%%

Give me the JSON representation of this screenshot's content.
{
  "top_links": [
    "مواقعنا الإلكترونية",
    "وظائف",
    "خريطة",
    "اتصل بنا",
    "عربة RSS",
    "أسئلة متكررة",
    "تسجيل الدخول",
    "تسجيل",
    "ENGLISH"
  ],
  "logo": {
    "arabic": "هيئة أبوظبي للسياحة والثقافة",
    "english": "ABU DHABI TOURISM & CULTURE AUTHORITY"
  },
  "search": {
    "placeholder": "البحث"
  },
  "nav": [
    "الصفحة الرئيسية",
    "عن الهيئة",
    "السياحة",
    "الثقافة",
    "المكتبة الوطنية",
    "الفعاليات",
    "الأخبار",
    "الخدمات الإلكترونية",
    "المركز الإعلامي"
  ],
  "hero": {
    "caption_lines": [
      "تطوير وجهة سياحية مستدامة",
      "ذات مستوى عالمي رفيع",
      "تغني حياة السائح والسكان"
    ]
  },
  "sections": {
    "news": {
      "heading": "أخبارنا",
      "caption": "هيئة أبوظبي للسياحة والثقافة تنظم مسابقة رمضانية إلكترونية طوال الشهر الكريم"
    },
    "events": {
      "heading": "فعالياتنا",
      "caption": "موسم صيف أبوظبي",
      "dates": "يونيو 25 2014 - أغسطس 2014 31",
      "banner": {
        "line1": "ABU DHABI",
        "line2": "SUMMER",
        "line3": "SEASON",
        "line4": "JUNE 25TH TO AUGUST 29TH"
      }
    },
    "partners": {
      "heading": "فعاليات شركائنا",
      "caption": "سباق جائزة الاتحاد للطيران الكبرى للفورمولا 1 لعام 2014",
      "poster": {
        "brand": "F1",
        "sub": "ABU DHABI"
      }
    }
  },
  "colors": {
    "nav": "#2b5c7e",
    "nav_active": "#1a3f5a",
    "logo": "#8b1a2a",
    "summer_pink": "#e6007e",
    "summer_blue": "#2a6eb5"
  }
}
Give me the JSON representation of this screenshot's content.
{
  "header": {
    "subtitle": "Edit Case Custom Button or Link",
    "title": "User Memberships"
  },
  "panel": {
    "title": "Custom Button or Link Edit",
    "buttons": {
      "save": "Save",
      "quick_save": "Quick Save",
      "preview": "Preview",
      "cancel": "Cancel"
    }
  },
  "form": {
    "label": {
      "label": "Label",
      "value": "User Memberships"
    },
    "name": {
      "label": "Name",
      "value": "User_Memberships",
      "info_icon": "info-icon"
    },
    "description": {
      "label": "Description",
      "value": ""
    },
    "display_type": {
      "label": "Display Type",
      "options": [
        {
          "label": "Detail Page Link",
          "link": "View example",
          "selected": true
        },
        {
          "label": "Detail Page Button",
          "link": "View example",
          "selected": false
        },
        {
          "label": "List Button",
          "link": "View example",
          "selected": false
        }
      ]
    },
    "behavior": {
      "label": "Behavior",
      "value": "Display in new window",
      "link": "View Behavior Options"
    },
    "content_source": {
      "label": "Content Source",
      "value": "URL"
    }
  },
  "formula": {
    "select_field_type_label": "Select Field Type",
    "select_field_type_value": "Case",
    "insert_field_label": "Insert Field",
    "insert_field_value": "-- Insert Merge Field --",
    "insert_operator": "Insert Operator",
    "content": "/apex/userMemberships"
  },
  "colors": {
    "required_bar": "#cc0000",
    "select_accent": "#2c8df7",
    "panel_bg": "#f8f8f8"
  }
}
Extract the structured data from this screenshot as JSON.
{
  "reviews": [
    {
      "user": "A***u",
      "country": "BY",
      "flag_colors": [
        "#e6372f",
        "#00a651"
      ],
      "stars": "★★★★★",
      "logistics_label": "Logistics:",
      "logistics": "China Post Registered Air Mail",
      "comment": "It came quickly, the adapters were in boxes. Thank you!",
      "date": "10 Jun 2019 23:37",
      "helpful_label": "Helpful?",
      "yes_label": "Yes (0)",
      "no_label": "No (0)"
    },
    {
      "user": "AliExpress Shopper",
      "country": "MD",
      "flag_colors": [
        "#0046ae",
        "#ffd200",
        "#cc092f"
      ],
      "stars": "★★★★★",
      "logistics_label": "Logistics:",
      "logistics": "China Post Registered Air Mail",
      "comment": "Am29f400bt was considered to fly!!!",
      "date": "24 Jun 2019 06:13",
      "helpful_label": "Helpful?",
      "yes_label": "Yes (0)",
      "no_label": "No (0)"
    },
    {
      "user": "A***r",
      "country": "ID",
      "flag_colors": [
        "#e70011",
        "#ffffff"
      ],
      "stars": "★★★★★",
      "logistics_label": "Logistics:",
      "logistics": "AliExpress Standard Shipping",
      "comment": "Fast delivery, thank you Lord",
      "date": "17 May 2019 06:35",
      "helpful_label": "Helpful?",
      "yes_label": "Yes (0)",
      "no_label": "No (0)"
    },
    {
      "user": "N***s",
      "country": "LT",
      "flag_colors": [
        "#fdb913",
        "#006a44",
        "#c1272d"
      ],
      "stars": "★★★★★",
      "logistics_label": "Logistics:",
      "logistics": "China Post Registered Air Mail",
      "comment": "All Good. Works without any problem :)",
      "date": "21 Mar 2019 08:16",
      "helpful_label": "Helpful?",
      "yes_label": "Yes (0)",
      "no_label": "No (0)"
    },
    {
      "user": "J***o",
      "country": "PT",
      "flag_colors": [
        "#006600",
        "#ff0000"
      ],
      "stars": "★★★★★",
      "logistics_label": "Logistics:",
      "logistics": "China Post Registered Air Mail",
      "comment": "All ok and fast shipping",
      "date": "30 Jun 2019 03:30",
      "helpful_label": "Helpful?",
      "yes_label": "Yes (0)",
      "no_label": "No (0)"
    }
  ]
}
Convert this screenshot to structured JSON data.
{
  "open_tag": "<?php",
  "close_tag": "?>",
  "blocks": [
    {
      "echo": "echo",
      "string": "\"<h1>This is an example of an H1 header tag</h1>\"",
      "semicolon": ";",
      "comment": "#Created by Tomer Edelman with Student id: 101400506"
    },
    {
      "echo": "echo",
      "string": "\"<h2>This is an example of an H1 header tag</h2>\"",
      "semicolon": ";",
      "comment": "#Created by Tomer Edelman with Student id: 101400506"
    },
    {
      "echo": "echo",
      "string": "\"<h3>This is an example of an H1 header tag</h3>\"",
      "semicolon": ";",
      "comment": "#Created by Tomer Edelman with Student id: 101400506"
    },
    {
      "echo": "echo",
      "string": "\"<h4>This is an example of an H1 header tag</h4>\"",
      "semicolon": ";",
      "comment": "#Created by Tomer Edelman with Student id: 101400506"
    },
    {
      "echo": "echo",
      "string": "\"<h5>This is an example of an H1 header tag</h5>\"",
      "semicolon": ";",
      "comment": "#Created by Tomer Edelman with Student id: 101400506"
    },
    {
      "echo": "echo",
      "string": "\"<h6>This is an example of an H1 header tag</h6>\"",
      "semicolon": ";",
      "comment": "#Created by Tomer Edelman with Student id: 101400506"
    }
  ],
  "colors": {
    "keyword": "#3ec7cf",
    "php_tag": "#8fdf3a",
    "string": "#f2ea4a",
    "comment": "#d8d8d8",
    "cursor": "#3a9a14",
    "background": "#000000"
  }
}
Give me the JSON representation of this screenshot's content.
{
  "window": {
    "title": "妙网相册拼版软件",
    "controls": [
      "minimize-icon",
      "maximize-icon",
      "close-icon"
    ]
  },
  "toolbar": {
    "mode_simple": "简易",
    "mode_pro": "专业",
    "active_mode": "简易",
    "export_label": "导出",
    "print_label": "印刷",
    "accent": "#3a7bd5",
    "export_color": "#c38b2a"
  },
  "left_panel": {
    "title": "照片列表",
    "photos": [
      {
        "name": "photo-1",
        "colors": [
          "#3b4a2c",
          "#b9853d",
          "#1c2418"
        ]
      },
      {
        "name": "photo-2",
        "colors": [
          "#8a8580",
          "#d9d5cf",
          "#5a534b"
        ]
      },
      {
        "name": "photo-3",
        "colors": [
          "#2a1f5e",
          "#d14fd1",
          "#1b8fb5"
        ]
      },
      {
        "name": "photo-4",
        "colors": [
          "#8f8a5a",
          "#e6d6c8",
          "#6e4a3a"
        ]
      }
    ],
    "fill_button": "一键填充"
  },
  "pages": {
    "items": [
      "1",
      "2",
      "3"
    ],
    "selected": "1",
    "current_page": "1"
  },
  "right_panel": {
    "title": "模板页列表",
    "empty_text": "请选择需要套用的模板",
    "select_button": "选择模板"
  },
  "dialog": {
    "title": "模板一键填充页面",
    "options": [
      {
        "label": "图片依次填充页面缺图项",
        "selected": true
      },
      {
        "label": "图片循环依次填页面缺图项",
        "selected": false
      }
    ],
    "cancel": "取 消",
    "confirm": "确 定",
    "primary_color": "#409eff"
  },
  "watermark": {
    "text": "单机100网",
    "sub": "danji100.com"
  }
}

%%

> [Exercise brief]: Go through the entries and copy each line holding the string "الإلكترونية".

> [Answer for the task]:
    "مواقعنا الإلكترونية",
    "الخدمات الإلكترونية",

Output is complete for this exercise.